In partnership with Charlie Pappe, of Woodward, OK, Smith expanded the root beer stand, called The Top Hat, to locations in Stillwater, Woodward and Enid, OK. Ambitious entrepreneurs approached Smith and Pappe about franchising Top Hats to other parts of the country. But after failing to copyright the Top Hat name in 1958, Smith asked his wife, Dolly, whom he had married in 1940, to look up “speed of sound” in Webster’s Dictionary. When she came back with a definition that included the word “sonic,” the Top Hat name was retired, and Sonic (motto: “Service At the Speed of Sound”) became one of the great business success stories of the 20th Century. From its first location in Stillwater the business grew steadily, spreading to small towns throughout Oklahoma, Texas, Arkansas and Kansas. Today, Sonic Drive-Ins number 3,600 in 42 states and serve more than a million customers a day; the Oklahoma City-based Sonic Corp. is a $600 million publicly traded company based in Oklahoma City. The chain is defined by its constant push to update its menu with new products, with many of its most popular food and dessert offerings generated from employee suggestions. Earlier this year, Sonic celebrated the 50th anniversary of the company's name change, which included the publishing of a book titled Sonic: The History of America's Drive-In, written by Bob Blackburn of the Oklahoma History Center.

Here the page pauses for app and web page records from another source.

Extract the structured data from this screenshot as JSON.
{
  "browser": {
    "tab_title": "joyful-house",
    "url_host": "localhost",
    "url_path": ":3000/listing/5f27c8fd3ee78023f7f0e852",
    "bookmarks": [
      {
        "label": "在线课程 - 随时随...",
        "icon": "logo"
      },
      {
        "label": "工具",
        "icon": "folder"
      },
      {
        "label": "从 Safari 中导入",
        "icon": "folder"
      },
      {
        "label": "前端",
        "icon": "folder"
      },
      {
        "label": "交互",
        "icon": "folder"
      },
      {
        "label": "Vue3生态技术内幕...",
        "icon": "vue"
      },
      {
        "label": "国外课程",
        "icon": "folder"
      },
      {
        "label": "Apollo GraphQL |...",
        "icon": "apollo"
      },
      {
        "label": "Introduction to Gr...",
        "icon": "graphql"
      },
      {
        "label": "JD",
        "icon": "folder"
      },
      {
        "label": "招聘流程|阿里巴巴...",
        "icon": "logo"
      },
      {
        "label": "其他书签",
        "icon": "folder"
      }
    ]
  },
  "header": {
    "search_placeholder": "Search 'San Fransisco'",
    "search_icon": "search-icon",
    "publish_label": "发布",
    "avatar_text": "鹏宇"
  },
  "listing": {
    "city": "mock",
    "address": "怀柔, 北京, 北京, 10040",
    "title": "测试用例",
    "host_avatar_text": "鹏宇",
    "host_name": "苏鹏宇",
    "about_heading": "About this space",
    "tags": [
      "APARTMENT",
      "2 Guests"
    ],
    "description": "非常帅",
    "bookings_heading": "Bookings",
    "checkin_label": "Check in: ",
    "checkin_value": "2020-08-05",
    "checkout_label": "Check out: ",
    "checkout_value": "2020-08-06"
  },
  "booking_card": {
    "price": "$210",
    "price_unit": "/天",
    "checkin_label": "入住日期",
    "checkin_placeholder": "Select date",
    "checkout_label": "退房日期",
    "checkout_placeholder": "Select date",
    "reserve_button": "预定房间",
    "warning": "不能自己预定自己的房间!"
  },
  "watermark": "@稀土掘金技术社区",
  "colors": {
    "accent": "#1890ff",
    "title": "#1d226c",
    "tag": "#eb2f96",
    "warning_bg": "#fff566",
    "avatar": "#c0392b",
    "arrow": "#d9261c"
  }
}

Troy Smith died on October 26. He was 87. His wife, Dollie (born Dollie Twiggs) survives him, as do a daughter, Leslie Baugh; a son, Troy "Butch" Smith Jr.; eight grandchildren and nine great grandchildren.

sonic-logoBob Blackburn, who worked with Smith on the newly published Sonic history, said the company founder never lost his enthusiasm for business or his entrepreneurial instincts. "He was very humble, giving credit to his associates who went into other states and made this Oklahoma company a national company," Blackburn said. "He was as excited seeing one of his associates succeed as he was to see his own stores succeed. He believed in shared responsibility and shared profit. He knew to motivate people as partners or through salaries. He believed in a collaborative process."

In 2006, Smith and his wife, Dollie, donated $5 million toward construction of a new YMCA in Shawnee, and presented gifts to Oklahoma Baptist University there. Smith also donated to Oklahoma City University and, in his adopted hometown of Edmond, the University of Central Oklahoma, where the business administration building is named for him.

A Sonic cheeseburger, medium fries (or tots), and a medium cherry Dr. Pepper with extra ice sound pretty good right about now.

Founder/Publisher/Editor: David McGee
Contributing Editors: Billy Altman, Laura Fissinger, Christopher Hill, Derk Richardson
Logo Design: John Mendelsohn (
Website Design: Kieran McGee (
Staff Photographers: Audrey Harrod (Louisville, KY;, Alicia Zappier (New York)
Mailing Address: David McGee, 201 W. 85 St.—5B, New York, NY 10024